Report Challenges FDA Oversight of Medical Devices

Report challenges FDA oversight of medical devicesA recent report in the British Medical Journal calls into question the U.S. Food and Drug Administration's (FDA) post-approval surveillance method of monitoring the safety and effectiveness of medical devices.

The report focuses on a medical device known as a vagus nerve stimulator (VNS), which was manufactured by Cyberonics to reduce seizures in epileptic patients.

During the approval process, questions were raised about a high death rate in epileptics being treated with VNS. Cyberonics denied that the medical device contributed to the deaths, and explained the deaths as being caused by "bad epilepsy," according to the report.

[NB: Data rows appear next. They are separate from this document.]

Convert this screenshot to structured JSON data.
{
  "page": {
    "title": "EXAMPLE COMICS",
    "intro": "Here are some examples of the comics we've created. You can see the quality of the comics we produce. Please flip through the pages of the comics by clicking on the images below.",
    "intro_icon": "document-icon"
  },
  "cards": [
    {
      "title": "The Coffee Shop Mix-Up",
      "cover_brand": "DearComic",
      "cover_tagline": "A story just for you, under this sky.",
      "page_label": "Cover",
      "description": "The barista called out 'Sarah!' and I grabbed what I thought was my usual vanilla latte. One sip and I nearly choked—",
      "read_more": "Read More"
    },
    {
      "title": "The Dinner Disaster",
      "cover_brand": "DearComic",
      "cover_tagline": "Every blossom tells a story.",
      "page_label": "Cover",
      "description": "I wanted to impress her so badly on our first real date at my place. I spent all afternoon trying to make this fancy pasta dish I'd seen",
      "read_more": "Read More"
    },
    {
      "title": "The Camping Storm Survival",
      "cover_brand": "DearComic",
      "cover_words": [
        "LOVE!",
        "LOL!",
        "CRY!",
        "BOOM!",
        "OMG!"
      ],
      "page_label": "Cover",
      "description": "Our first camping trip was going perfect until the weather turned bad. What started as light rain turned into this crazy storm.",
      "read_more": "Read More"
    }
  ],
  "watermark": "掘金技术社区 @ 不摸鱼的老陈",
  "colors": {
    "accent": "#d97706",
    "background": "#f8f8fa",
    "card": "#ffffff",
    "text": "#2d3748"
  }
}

The FDA reportedly proceeded to approve the VNS for use, conditional on the manufacturer submitting to the FDA a post-approval report on the device's safety and links to mortality.

The BMJ report argues that in the 13 years since the device's approval, there is still no clear evidence about what impact the VNS has on patient mortality. Conclusive, large-sample studies can rarely be conducted for medical devices, so the FDA mainly relies on post-approval data, according to the report. 

The database the FDA uses, the report argues, is not comprehensive and the data within it can only send a vague signal to the FDA about the safety of a medical device.